The Jail: 60 Days In, Season 2.

The Jail: 60 Days In returns for Season 2.

The Jail: 60 Days In returns to South African television for an explosive second season in October following the success of its inaugural season.

Sheriff Jamey Noel of the Clark County Jail decided to nominate eight new innocent participants with an interest in the criminal justice system to enter the programme for a deeper dive into the drugs; violence and internal corruption exposed during season one. The second season of 60 Days In will air on Mondays at 20:50 on C+I (170).

More than 100 cameras captured unparalleled access around-the-clock, documenting the participants’ every move as they lived among the facility’s general population without anyone knowing their secret.


60 Days In gives viewers a first-hand look at the dangerous world of incarceration as the participants adapt to terrifying new surroundings and aim to shed light on local and national issues within our corrections system.

The Clark County Jail houses approximately 500 prisoners, from inmates charged with drug dealing to first-time offenders to capital murder. The participants’ safety was top priority, so Sheriff Jamey Noel re-implemented the programme before the first group completed their time and before any jail staff was made aware of the programme. This strategic approach made this set of participants’ time in jail equally as authentic and even more shocking for the facility’s officers and staff.


Here's what Sheriff Jamey Noel had to say about his experience on 60 Days In

Did you learn as much the second time around?
Absolutely. We were able to compare notes from the undercover participants from Season 1 and Season 2, to look for key points that each one of the undercover participants said we needed to do to change, to make things better based on their behaviour and inmates’ behaviour. The same correction officers' names came up – whether they were good or bad. We had to terminate some.
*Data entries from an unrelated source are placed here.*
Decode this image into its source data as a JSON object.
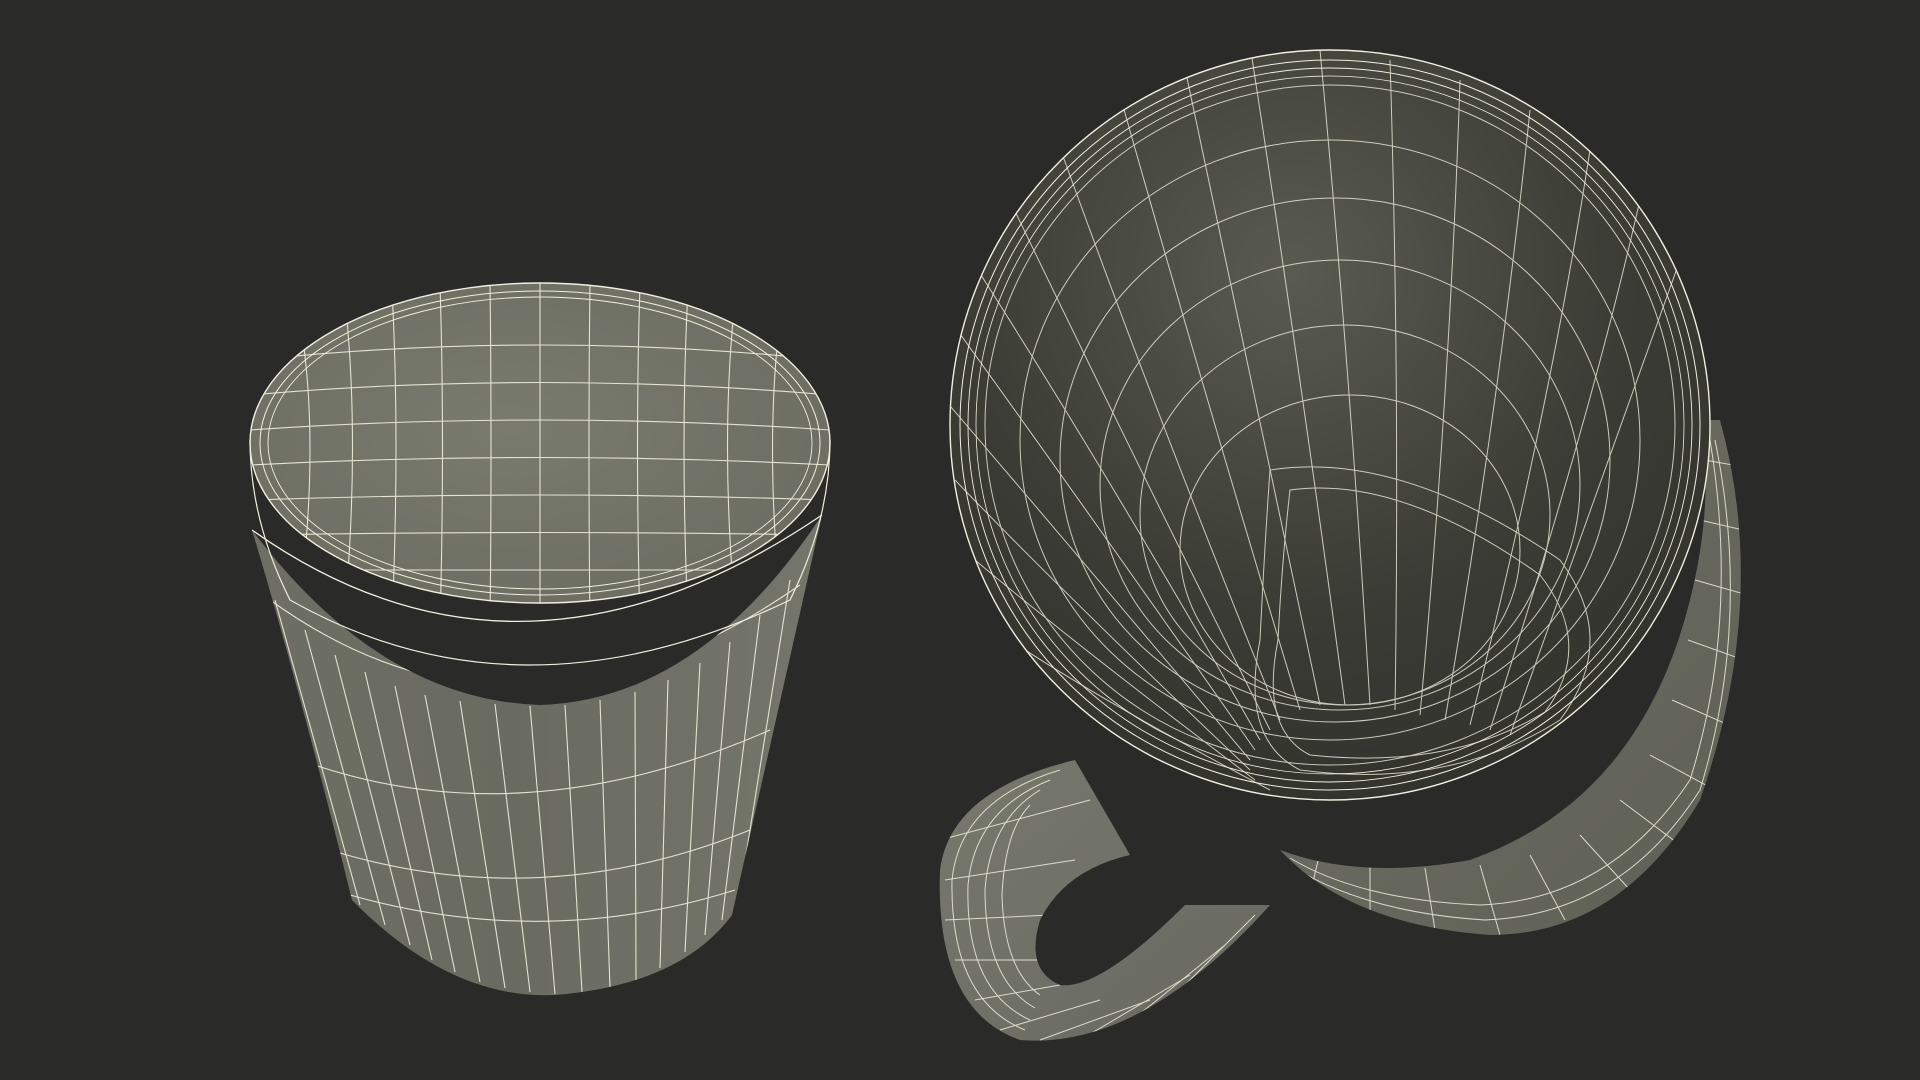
{
  "scene": {
    "subject": "wireframe-coffee-cup-and-lid",
    "colors": {
      "background": "#2a2a28",
      "wire": "#f1efdc",
      "surface_light": "#7f8073",
      "surface_mid": "#6b6c61",
      "surface_dark": "#41423b",
      "inner_dark": "#33342f"
    }
  }
}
Were you surprised by any of the findings or reports back by the contestants in the First Season?
Yes, really I was. I really wanted to find out that for first time inmates is jail the tipping point where they go off the deep-end and they become a criminal for the rest of their life? Or, do they learn their lesson, repay their debt to society and never come back to jail? Watch Dion in the new season, he has just finished his Master in Criminology. He cannot believe how different the real life experience is from what he read in books.

Tell us about this year’s contestants?
They are all interesting individuals. But that is how we picked them; I wanted a diverse look from multiple angles. I didn’t want people that were going to sugar-coat things and tell me what I wanted to hear. I purposefully picked Mona Lisa for example because she was very critical of law enforcement and corrections. I knew if I picked her – and I am glad I did – that she would give me the good with the bad and wouldn’t be worried about hurting my feelings.
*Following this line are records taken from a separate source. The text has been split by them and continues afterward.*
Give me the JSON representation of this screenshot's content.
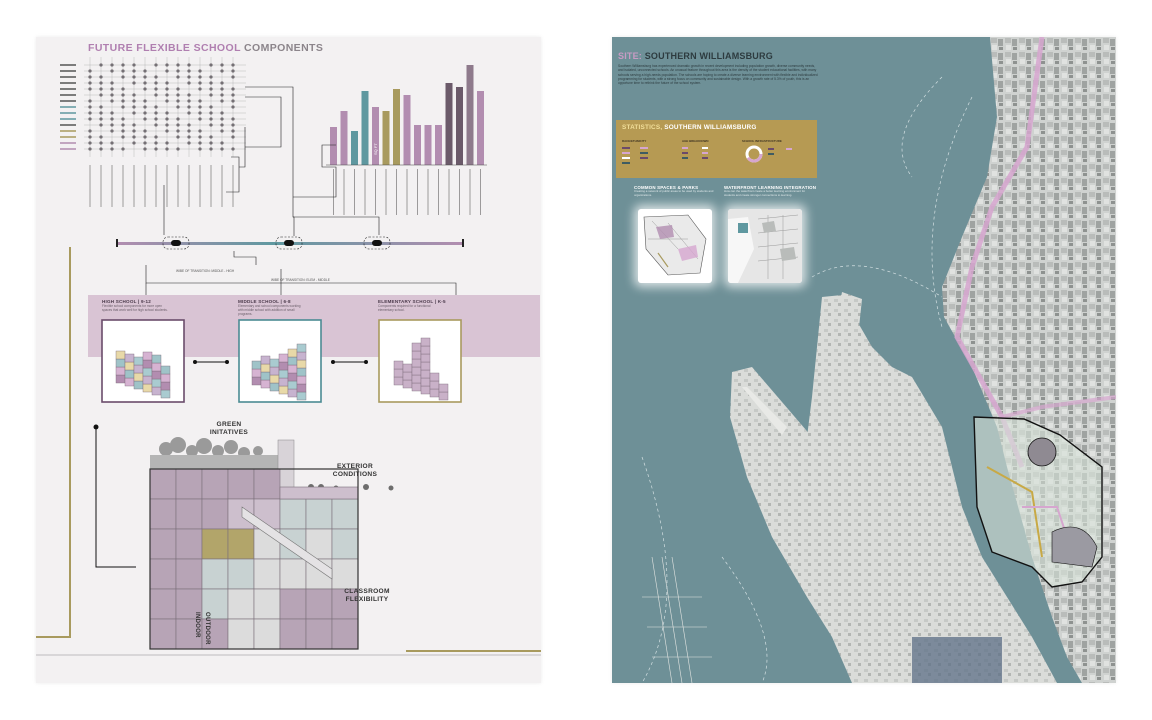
{
  "left_board": {
    "title_accent": "FUTURE FLEXIBLE SCHOOL",
    "title_rest": " COMPONENTS",
    "transition_labels": [
      "WIBE OF TRANSITION: MIDDLE - HIGH",
      "WIBE OF TRANSITION: ELEM - MIDDLE"
    ],
    "levels": [
      {
        "label": "HIGH SCHOOL | 9-12",
        "desc": "Flexible school components for more open spaces that work well for high school students."
      },
      {
        "label": "MIDDLE SCHOOL | 6-8",
        "desc": "Elementary and school components working with middle school with addition of small programs."
      },
      {
        "label": "ELEMENTARY SCHOOL | K-5",
        "desc": "Components required for a functional elementary school."
      }
    ],
    "bar_label": "SQ FT",
    "section_labels": {
      "green": "GREEN\nINITATIVES",
      "exterior": "EXTERIOR\nCONDITIONS",
      "classroom": "CLASSROOM\nFLEXIBILITY",
      "indoor": "INDOOR",
      "outdoor": "OUTDOOR"
    },
    "colors": {
      "purple": "#b28db0",
      "gold": "#a89a5e",
      "teal": "#5f98a0",
      "band": "#d9c4d4"
    }
  },
  "right_board": {
    "title_accent": "SITE:",
    "title_rest": " SOUTHERN WILLIAMSBURG",
    "intro": "Southern Williamsburg has experienced dramatic growth in recent development including population growth, diverse community needs, and isolated, unconnected schools. An unusual feature throughout this area is the density of the student educational facilities, with many schools serving a high-needs population. The schools are hoping to create a diverse learning environment with flexible and individualized programming for students, with a strong focus on community and sustainable design. With a growth rate of 5.3% of youth, this is an opportune time to rethink the future of the school system.",
    "stats": {
      "title_accent": "STATISTICS,",
      "title_rest": " SOUTHERN WILLIAMSBURG",
      "labels": [
        "RACE/ETHNICITY",
        "AGE BREAKDOWN",
        "SCHOOL INFRASTRUCTURE"
      ]
    },
    "panels": [
      {
        "title": "COMMON SPACES & PARKS",
        "desc": "Creating a network of public areas to be used by students and organizations."
      },
      {
        "title": "WATERFRONT LEARNING INTEGRATION",
        "desc": "How can the waterfront create a better learning environment for students and create stronger connections to learning."
      }
    ],
    "colors": {
      "water": "#6e9097",
      "pink": "#d6a6cf",
      "gold": "#b69a53"
    }
  }
}
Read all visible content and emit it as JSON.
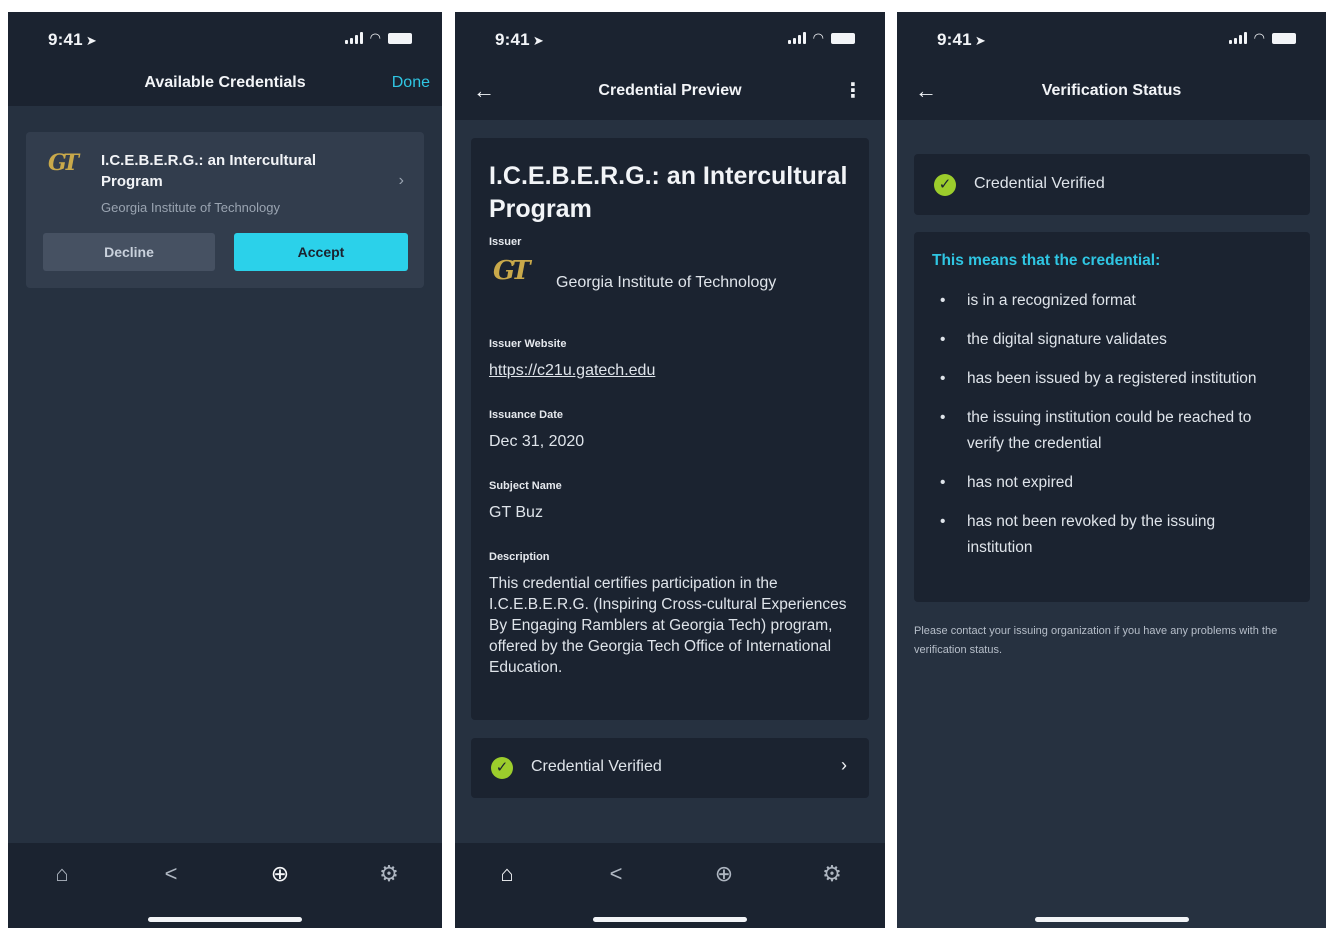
{
  "status_bar": {
    "time": "9:41",
    "location_glyph": "➤"
  },
  "screen1": {
    "title": "Available Credentials",
    "done_label": "Done",
    "offer": {
      "logo_text": "GT",
      "title": "I.C.E.B.E.R.G.: an Intercultural Program",
      "issuer": "Georgia Institute of Technology",
      "decline_label": "Decline",
      "accept_label": "Accept"
    }
  },
  "screen2": {
    "title": "Credential Preview",
    "credential_title": "I.C.E.B.E.R.G.: an Intercultural Program",
    "issuer_label": "Issuer",
    "logo_text": "GT",
    "issuer_name": "Georgia Institute of Technology",
    "website_label": "Issuer Website",
    "website": "https://c21u.gatech.edu",
    "issuance_label": "Issuance Date",
    "issuance_date": "Dec 31, 2020",
    "subject_label": "Subject Name",
    "subject_name": "GT Buz",
    "description_label": "Description",
    "description": "This credential certifies participation in the I.C.E.B.E.R.G. (Inspiring Cross-cultural Experiences By Engaging Ramblers at Georgia Tech) program, offered by the Georgia Tech Office of International Education.",
    "verified_label": "Credential Verified"
  },
  "screen3": {
    "title": "Verification Status",
    "verified_label": "Credential Verified",
    "means_heading": "This means that the credential:",
    "reasons": [
      "is in a recognized format",
      "the digital signature validates",
      "has been issued by a registered institution",
      "the issuing institution could be reached to verify the credential",
      "has not expired",
      "has not been revoked by the issuing institution"
    ],
    "footnote": "Please contact your issuing organization if you have any problems with the verification status."
  },
  "tabs": [
    {
      "name": "home",
      "icon": "home-icon",
      "glyph": "⌂"
    },
    {
      "name": "share",
      "icon": "share-icon",
      "glyph": "<"
    },
    {
      "name": "add",
      "icon": "add-circle-icon",
      "glyph": "⊕"
    },
    {
      "name": "settings",
      "icon": "gear-icon",
      "glyph": "⚙"
    }
  ],
  "colors": {
    "background": "#263140",
    "panel": "#1b2330",
    "accent": "#2bd1ea",
    "verified": "#9ccd2c",
    "gt_gold": "#c9a94a"
  }
}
What surprises are instore for viewers this time around?
You are going to see really bad inmate behaviour. It is going to look like things almost get a little bit worse instead of better. But then we only able to implement all our findings after both seasons.

Aside from learning about conditions in jail, what was one lesson that surprised you?
We learned, after we did the debriefs from both seasons, that every one of these undercover participants - whether they made it for one day or the full 60 days - all talked about when they left jail they were nauseous, they felt anxious, they were depressed. One of the participants said they felt like doing something to go back to jail and that really bothered me because they knew they were in here for 60 days, they did it voluntarily. But then it struck me, that that is the effect of a County Jail on a person. The person being released wants their freedom and then doesn’t know how to cope with the emotions that come with it and with leaving jail. So now we do a release pamphlet – when people leave the jail they get a pamphlet that says, ‘It’s normal to feel this way if you do, here’s what you can do to try to help relieve it, talk to somebody, exercise. If it’s too much here’s the local mental health provider, here’s a suicide hotline number, here’s a veteran’s assistance number – to try to help’.

Why is it such an important experiment to you?

Because when I took over the Clark County Jail as the Sheriff, I came in from the outside, just a few short months before we started this programme. The jail was in a really bad shape, it was a lot worse than what you see – which was still not great during this programme. So, I wanted to improve the Facility and I wanted to leave the Sheriff’s Office and the jail in better shape than what I found it in.

Watch The Jail: 60 Days In on Mondays at 20:50 on C+I (170).